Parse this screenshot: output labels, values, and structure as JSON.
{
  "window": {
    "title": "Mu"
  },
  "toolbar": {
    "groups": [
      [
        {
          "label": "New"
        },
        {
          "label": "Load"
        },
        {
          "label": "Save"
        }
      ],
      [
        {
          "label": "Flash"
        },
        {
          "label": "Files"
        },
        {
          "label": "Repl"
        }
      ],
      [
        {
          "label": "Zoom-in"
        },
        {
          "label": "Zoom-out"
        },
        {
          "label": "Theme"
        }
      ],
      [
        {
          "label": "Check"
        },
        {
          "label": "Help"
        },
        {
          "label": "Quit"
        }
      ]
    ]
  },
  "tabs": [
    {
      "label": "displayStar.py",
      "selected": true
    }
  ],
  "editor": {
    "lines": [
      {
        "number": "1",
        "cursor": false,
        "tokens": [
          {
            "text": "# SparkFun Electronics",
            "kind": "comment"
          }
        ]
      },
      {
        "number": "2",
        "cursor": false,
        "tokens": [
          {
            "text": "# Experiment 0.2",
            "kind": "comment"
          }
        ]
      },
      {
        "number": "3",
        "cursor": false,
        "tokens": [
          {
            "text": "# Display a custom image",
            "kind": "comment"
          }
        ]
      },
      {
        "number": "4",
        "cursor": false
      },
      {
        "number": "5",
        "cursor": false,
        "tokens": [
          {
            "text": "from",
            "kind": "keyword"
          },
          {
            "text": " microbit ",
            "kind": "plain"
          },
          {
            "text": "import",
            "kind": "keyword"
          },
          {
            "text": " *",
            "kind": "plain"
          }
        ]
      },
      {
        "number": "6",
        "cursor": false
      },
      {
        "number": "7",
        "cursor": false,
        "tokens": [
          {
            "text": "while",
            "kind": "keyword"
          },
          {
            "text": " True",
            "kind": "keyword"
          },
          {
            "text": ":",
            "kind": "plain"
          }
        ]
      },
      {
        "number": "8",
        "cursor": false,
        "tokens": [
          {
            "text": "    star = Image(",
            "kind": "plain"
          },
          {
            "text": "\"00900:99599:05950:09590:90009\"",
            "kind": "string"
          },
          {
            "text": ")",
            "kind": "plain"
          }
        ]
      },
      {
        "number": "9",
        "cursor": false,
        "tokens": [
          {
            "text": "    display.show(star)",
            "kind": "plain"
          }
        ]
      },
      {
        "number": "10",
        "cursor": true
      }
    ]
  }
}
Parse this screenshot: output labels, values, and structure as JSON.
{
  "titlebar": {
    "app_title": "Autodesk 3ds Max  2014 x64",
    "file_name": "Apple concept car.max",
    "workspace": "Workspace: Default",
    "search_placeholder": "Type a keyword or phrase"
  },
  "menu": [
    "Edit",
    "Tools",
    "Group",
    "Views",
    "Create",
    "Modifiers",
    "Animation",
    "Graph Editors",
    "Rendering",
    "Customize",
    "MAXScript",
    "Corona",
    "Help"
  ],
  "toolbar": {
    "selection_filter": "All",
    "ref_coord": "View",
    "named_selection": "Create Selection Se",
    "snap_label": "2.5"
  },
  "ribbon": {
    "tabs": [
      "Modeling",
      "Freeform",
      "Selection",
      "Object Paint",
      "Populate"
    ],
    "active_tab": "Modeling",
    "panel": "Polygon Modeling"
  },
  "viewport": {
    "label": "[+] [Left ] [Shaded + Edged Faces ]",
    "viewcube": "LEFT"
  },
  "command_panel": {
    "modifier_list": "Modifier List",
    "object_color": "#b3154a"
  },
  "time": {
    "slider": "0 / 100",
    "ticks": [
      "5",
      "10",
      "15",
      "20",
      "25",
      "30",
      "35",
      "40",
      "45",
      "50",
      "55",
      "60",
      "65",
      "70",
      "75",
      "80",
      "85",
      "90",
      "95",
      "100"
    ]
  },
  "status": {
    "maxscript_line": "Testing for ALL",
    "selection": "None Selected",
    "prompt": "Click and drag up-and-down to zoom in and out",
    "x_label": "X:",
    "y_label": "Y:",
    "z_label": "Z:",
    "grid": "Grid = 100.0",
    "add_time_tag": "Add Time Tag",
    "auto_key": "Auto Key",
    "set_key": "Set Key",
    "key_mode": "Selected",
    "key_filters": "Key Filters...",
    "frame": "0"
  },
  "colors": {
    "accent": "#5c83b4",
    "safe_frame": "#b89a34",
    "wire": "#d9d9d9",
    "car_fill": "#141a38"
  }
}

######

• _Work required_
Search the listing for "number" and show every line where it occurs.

• _Written solution_
        "number": "1",
        "number": "2",
        "number": "3",
        "number": "4",
        "number": "5",
        "number": "6",
        "number": "7",
        "number": "8",
        "number": "9",
        "number": "10",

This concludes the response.